Ordinary Japanese yet to feel turnaround
Japan's economy appears to be slowly recovering - despite consumer
TOKYO — Kuniko Seiki has heard it all before.
Leaders here recently declared that the country's deep recession is nearing an end. Last month the Bank of Japan said that the economy "appears to have stopped deteriorating."
Mrs. Seiki thinks they've got it all wrong. "Things are definitely bad," snorts the Tokyo grandmother, "and I don't expect them to get better for quite a while."
Ask around in many Tokyo neighborhoods, and you'll find that business people, homemakers, and shop owners echo Seiki's rebuttal of the official optimism.
The government might be right about the economy, but what these people think matters. Consumer spending generates almost 60 percent of the Japanese economy, but if people don't feel confident, they won't spend.
As she shifts her slumbering grandson from one shoulder to the other, Seiki recounts how her carpenter husband's orders have fallen by half. "He's not working the way he used to," she says, small and stout in a sweater that matches her auburn hair. "We're just trying to get by as best we can. We're being very careful with money."
Above the narrow street where Seiki strolls with her daughter, a loudspeaker encourages shoppers to use $10 government cash coupons in stores. In an effort to boost spending, the government has distributed $5 billion worth of coupons throughout Japan.
Customers can use them at the nearby Makino Cotton Shop, but proprietor Ryuichi Makino doesn't think they're working the way the government hopes. "People are using the coupons for things they have to buy," he says, leaning against bolts of bright fabric and wearing black cords and Birkenstocks. "They're not buying things they don't need, so the coupons aren't bringing the economy up."
In 40 years of running the family shop, Mr. Makino has never seen business so bad. "The economy isn't getting better at all," he says, adding that he's not sure whether the government is doing the right thing. "We people at the bottom don't really know what's going on," he says, "and we don't really trust the government."
Last month, the government passed a budget that includes $169 billion in tax cuts and public-works projects.
Public-works spending is often criticized because much of it goes to the construction industry, which traditionally supports the ruling Liberal Democratic Party.
"I'm sure people in the construction industry think the economy is getting better," Makino says dryly. "But the rest of us aren't in that business."
Even the government's much vaunted tax cuts don't cut it with some people. "Taxes are still higher than they were five years ago," complains one shopper at a clothing store down the street.
Smartly dressed in a Kelly green jacket and black slacks, she's flipping through a sales rack. "I don't spend as much these days," she explains, "and we don't go on trips anymore.

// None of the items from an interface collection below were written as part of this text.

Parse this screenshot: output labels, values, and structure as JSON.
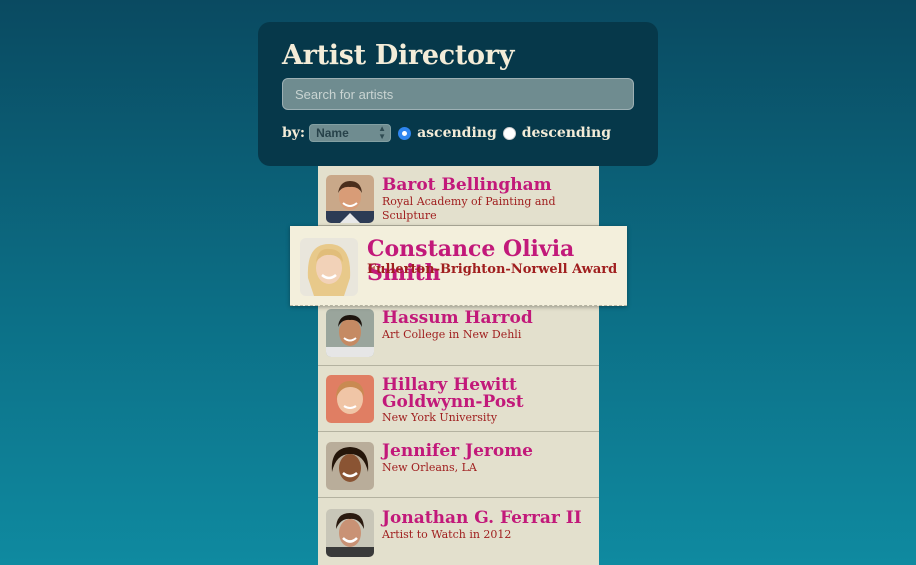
{
  "header": {
    "title": "Artist Directory",
    "search_placeholder": "Search for artists",
    "sort_by_label": "by:",
    "sort_by_value": "Name",
    "ascending_label": "ascending",
    "descending_label": "descending",
    "selected_order": "ascending"
  },
  "colors": {
    "name": "#c2197a",
    "subtitle": "#a01f1f",
    "panel": "#06384a",
    "list_bg": "#e3e0cd"
  },
  "artists": [
    {
      "name": "Barot Bellingham",
      "subtitle": "Royal Academy of Painting and Sculpture"
    },
    {
      "name": "Constance Olivia Smith",
      "subtitle": "Fullerton-Brighton-Norwell Award"
    },
    {
      "name": "Hassum Harrod",
      "subtitle": "Art College in New Dehli"
    },
    {
      "name": "Hillary Hewitt Goldwynn-Post",
      "subtitle": "New York University"
    },
    {
      "name": "Jennifer Jerome",
      "subtitle": "New Orleans, LA"
    },
    {
      "name": "Jonathan G. Ferrar II",
      "subtitle": "Artist to Watch in 2012"
    }
  ]
}
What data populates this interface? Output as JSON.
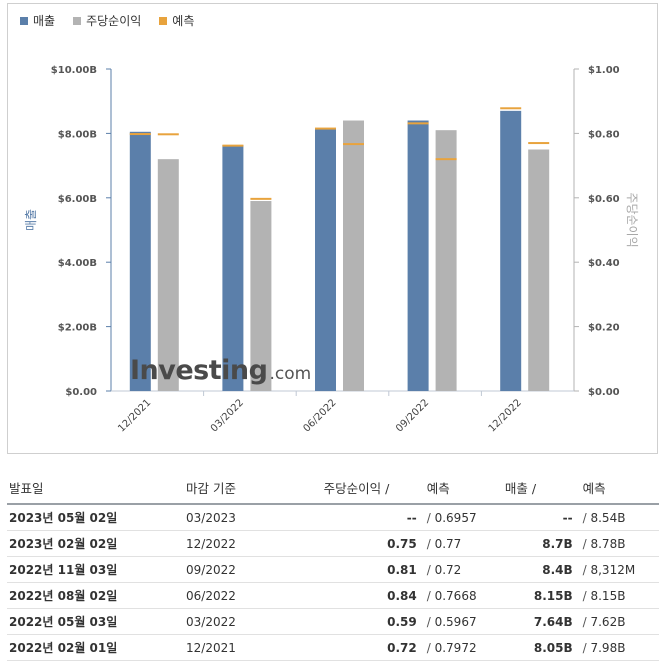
{
  "legend": [
    {
      "label": "매출",
      "color": "#5b7faa"
    },
    {
      "label": "주당순이익",
      "color": "#b3b3b3"
    },
    {
      "label": "예측",
      "color": "#e8a33d"
    }
  ],
  "watermark": {
    "main": "Investing",
    "domain": ".com"
  },
  "chart_data": {
    "type": "bar",
    "categories": [
      "12/2021",
      "03/2022",
      "06/2022",
      "09/2022",
      "12/2022"
    ],
    "series": [
      {
        "name": "매출",
        "axis": "left",
        "values": [
          8.05,
          7.64,
          8.15,
          8.4,
          8.7
        ],
        "forecast": [
          7.98,
          7.62,
          8.15,
          8.312,
          8.78
        ],
        "color": "#5b7faa"
      },
      {
        "name": "주당순이익",
        "axis": "right",
        "values": [
          0.72,
          0.59,
          0.84,
          0.81,
          0.75
        ],
        "forecast": [
          0.7972,
          0.5967,
          0.7668,
          0.72,
          0.77
        ],
        "color": "#b3b3b3"
      }
    ],
    "forecast_color": "#e8a33d",
    "ylabel_left": "매출",
    "ylabel_right": "주당순이익",
    "yticks_left": [
      "$0.00",
      "$2.00B",
      "$4.00B",
      "$6.00B",
      "$8.00B",
      "$10.00B"
    ],
    "yticks_right": [
      "$0.00",
      "$0.20",
      "$0.40",
      "$0.60",
      "$0.80",
      "$1.00"
    ],
    "ylim_left": [
      0,
      10
    ],
    "ylim_right": [
      0,
      1
    ],
    "grid": false,
    "legend_position": "top-left"
  },
  "table": {
    "headers": {
      "date": "발표일",
      "period": "마감 기준",
      "eps": "주당순이익 /",
      "eps_fc": "예측",
      "rev": "매출 /",
      "rev_fc": "예측"
    },
    "rows": [
      {
        "date": "2023년 05월 02일",
        "period": "03/2023",
        "eps": "--",
        "eps_color": "black",
        "eps_fc": "0.6957",
        "rev": "--",
        "rev_color": "black",
        "rev_fc": "8.54B"
      },
      {
        "date": "2023년 02월 02일",
        "period": "12/2022",
        "eps": "0.75",
        "eps_color": "blue",
        "eps_fc": "0.77",
        "rev": "8.7B",
        "rev_color": "blue",
        "rev_fc": "8.78B"
      },
      {
        "date": "2022년 11월 03일",
        "period": "09/2022",
        "eps": "0.81",
        "eps_color": "red",
        "eps_fc": "0.72",
        "rev": "8.4B",
        "rev_color": "red",
        "rev_fc": "8,312M"
      },
      {
        "date": "2022년 08월 02일",
        "period": "06/2022",
        "eps": "0.84",
        "eps_color": "red",
        "eps_fc": "0.7668",
        "rev": "8.15B",
        "rev_color": "black",
        "rev_fc": "8.15B"
      },
      {
        "date": "2022년 05월 03일",
        "period": "03/2022",
        "eps": "0.59",
        "eps_color": "blue",
        "eps_fc": "0.5967",
        "rev": "7.64B",
        "rev_color": "red",
        "rev_fc": "7.62B"
      },
      {
        "date": "2022년 02월 01일",
        "period": "12/2021",
        "eps": "0.72",
        "eps_color": "blue",
        "eps_fc": "0.7972",
        "rev": "8.05B",
        "rev_color": "red",
        "rev_fc": "7.98B"
      }
    ]
  }
}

My husband's a banker, so I feel very close to what's happening in the economy. Things are very shaky these days."
She expects things to get better "in about 20 years."
Seiki isn't sure when the tide will turn. In the meantime, she worries that the government's attempts to spend its way out of the recession will leave the nation burdened with debt.

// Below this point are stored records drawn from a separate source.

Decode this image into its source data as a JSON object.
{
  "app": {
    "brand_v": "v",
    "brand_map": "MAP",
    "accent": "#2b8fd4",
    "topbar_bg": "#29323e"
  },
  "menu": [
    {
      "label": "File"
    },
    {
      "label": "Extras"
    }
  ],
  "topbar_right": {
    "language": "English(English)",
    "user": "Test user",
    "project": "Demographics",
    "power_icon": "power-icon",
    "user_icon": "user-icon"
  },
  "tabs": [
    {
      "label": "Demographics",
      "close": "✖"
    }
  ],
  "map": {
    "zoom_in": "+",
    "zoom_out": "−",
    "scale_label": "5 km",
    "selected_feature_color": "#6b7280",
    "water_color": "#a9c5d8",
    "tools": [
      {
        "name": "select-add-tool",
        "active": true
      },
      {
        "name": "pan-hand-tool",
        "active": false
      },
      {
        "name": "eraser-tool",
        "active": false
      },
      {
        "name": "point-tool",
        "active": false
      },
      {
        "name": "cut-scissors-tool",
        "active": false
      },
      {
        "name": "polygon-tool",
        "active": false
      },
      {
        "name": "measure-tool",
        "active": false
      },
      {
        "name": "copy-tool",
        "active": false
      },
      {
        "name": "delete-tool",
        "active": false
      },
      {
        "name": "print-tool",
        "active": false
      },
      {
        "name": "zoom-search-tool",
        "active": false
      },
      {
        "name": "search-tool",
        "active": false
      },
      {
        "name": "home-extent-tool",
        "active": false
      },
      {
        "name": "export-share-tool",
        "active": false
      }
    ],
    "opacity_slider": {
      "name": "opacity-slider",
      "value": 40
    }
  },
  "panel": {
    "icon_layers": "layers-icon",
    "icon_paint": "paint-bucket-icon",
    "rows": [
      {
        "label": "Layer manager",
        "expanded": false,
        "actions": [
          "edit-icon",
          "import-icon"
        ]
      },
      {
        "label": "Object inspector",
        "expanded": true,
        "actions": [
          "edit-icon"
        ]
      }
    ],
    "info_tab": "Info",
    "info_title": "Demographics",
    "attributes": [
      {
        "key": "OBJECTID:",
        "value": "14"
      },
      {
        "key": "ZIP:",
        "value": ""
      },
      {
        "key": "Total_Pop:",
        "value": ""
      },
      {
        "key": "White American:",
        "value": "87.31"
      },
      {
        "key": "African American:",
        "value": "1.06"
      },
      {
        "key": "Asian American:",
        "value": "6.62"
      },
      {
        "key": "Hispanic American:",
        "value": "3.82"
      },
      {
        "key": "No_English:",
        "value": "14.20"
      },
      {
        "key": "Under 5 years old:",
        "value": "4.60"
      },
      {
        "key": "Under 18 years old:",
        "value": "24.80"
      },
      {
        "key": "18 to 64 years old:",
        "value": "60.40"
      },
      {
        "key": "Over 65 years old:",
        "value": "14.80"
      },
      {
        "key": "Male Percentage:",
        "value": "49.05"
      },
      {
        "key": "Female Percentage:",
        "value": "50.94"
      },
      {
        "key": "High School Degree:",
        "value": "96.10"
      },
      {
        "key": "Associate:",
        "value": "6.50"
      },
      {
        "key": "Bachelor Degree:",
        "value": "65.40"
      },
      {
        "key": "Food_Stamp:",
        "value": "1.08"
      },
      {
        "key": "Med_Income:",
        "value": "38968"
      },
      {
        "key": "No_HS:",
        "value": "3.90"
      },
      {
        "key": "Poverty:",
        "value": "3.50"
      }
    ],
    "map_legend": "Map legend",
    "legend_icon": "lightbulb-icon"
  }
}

With Japan's declining birth rate, debt means higher taxes for fewer workers and a strained pension system.
"I'll receive my pension in August, so I think I'll be rescued," she says, patting her grandson, whose tiny blue and red jacket is emblazoned with the English words 'Glorious future, enjoy simplicity.'

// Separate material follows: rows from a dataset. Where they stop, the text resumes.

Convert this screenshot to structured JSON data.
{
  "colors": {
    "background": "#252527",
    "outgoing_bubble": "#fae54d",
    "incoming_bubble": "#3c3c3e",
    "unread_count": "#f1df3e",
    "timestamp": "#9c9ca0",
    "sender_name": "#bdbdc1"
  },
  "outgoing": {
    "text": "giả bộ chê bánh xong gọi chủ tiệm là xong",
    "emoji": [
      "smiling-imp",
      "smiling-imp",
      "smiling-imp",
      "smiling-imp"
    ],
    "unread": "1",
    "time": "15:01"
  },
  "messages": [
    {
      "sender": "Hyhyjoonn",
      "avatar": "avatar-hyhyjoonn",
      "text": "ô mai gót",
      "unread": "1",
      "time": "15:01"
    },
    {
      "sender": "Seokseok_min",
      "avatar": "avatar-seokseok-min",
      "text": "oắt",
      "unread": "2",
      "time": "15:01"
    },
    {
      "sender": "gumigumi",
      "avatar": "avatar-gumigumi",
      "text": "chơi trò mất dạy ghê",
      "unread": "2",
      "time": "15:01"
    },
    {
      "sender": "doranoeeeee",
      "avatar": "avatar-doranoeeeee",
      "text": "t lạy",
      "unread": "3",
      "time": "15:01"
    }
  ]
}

"When these children grow up things might be harder though," she adds. "So far, we're taking it one day at a time."